▸ **LISTED RECORDS**:
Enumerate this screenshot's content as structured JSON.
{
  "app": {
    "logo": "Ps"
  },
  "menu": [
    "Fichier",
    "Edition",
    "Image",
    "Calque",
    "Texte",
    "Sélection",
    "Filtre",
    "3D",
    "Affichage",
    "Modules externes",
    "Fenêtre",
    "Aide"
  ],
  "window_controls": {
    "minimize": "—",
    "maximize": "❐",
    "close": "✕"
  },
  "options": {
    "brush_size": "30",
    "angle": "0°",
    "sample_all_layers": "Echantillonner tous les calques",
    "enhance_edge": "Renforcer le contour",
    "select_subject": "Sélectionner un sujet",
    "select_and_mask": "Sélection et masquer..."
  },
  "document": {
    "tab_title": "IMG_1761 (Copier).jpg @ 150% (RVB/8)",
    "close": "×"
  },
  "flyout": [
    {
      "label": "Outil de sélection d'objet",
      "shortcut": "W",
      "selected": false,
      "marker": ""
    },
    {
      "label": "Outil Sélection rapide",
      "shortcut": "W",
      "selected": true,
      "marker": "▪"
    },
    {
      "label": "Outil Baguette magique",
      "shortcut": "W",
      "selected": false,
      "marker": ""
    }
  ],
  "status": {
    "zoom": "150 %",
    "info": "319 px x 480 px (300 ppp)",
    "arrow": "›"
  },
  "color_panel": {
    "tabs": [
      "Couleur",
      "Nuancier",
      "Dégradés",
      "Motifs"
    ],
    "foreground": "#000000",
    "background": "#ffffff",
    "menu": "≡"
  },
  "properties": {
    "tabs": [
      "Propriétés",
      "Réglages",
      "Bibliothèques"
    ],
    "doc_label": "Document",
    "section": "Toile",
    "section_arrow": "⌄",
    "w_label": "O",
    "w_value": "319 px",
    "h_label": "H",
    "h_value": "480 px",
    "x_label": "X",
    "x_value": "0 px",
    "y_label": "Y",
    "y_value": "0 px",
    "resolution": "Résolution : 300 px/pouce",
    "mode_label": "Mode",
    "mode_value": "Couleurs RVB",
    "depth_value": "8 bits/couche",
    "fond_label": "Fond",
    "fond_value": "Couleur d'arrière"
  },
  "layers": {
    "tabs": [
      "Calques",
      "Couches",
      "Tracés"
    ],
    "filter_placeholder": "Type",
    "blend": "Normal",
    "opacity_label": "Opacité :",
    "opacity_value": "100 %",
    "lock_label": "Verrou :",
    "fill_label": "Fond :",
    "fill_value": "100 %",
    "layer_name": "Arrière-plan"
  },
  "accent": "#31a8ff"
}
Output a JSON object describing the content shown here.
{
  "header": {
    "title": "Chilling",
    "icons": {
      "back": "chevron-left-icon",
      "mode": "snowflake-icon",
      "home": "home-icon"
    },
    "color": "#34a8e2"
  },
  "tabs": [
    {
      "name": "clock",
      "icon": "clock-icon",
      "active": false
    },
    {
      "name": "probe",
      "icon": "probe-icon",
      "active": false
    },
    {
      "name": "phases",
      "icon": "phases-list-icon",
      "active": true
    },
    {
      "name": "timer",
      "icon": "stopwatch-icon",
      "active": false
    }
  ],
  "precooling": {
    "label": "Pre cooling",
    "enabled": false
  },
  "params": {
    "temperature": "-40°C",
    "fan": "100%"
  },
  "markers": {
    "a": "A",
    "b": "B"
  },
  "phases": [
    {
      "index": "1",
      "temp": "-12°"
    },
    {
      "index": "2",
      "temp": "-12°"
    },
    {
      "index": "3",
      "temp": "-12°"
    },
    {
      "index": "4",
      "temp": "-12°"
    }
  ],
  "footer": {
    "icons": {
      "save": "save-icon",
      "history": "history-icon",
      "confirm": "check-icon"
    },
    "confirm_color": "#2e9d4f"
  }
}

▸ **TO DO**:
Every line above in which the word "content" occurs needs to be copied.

▸ **EXERCISE SOLUTION**:
Enumerate this screenshot's content as structured JSON.
Output a JSON object describing the content shown here.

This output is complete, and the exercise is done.